Common Name: Peppermint
Scientific Name: Mentha arvensis
Family: Libiatae or Lamiaceae
Origin: Argentina, USA, Brazil, France, Italy, Morocco, Bulgaria, Holland, Spain, Germany, England, India and Australia
Synonyms: Mentha piperita, mentha arvensis, Mentha spicata and Mentha aquatica
Essential Oil Properties and Characteristics
Peppermint oil is a pale-yellow or pale-olive-coloured liquid with a fresh, strong grassy-minty odour with a deep balsamic-sweet undertone and a sweet, clean dry-out note.
Origin and History
Peppermint is native to southern Europe and was brought to the USA in the early 19th century. Peppermint is a perennial herb, growing to the height of 30 to 100cm. Mentha piperita belongs to a genus consisting of some 20 varieties and hybrids.
The major components of the different mints are menthol and pulegone. Cornmint, also referred to as Japanese mint, is cheaper to produce than peppermint and spearmint and is often used as a 'blender' in mint flavours and as an adulterant in peppermint oil. Cornmint is considered more toxic than peppermint oil as it has higher pulegone content.

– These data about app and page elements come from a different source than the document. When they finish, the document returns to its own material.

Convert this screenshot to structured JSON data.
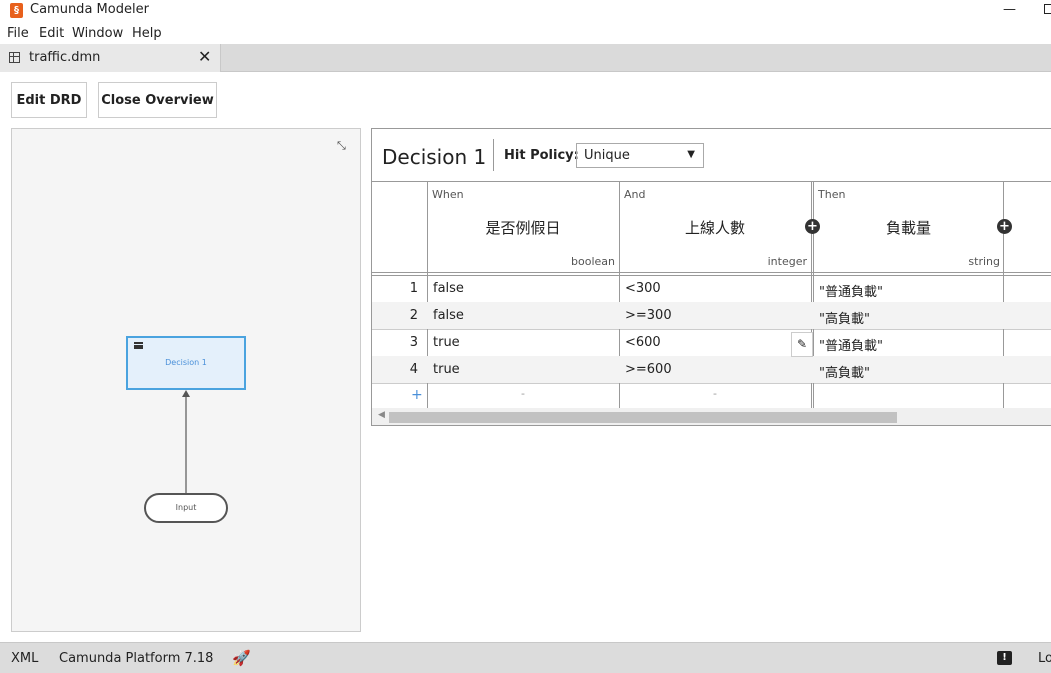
{
  "app": {
    "title": "Camunda Modeler",
    "icon_glyph": "§"
  },
  "window_controls": {
    "minimize": "—"
  },
  "menu": [
    "File",
    "Edit",
    "Window",
    "Help"
  ],
  "tab": {
    "label": "traffic.dmn",
    "close": "✕"
  },
  "toolbar": {
    "edit_drd": "Edit DRD",
    "close_overview": "Close Overview"
  },
  "drd": {
    "decision_label": "Decision 1",
    "input_label": "Input",
    "collapse_icon": "⤡"
  },
  "decision_table": {
    "name": "Decision 1",
    "hit_policy_label": "Hit Policy:",
    "hit_policy_value": "Unique",
    "columns": [
      {
        "clause": "When",
        "label": "是否例假日",
        "type": "boolean"
      },
      {
        "clause": "And",
        "label": "上線人數",
        "type": "integer"
      },
      {
        "clause": "Then",
        "label": "負載量",
        "type": "string"
      }
    ],
    "rows": [
      {
        "num": "1",
        "c1": "false",
        "c2": "<300",
        "c3": "\"普通負載\""
      },
      {
        "num": "2",
        "c1": "false",
        "c2": ">=300",
        "c3": "\"高負載\""
      },
      {
        "num": "3",
        "c1": "true",
        "c2": "<600",
        "c3": "\"普通負載\""
      },
      {
        "num": "4",
        "c1": "true",
        "c2": ">=600",
        "c3": "\"高負載\""
      }
    ],
    "add_row": "+",
    "empty_cell": "-"
  },
  "statusbar": {
    "xml": "XML",
    "platform": "Camunda Platform 7.18",
    "log": "Lo"
  },
  "colors": {
    "accent": "#4a90d9",
    "app_icon": "#e8601c",
    "decision_fill": "#e4f0fb"
  }
}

Peppermint oil is extensively used in food flavouring, as a fragrance component in toothpaste, mouth washes, soaps, detergents and perfumes.
Method of Extraction
Peppermint oil is steam-distilled from the partially dried herb of M. piperita.
Precautions During Use (Contraindications)
Peppermint oil is non-toxic, non-irritant and may occasionally be sensitising. Peppermint should not be used on the face, particularly the nose, of infants and small children.
Peppermint essential oil has cooling, invigorating, clearing, refreshing and antiseptic properties. It is refreshing to the nasal passages when used as an inhalant. Peppermint essential oil is mildly antiseptic and helps purify the skin. It is useful in maintaining healthy digestion and also as an insect repellent.
Peppermint essential oil blends well with lavender, chamomile, lemon, rosemary, bergamot and eucalyptus.
Source: Battaglia, S. The Complete Guide to Aromatherapy, Second Edition, The International Centre of Holistic Aromatherapy, 2003, ISBN 0-6464-2896-9.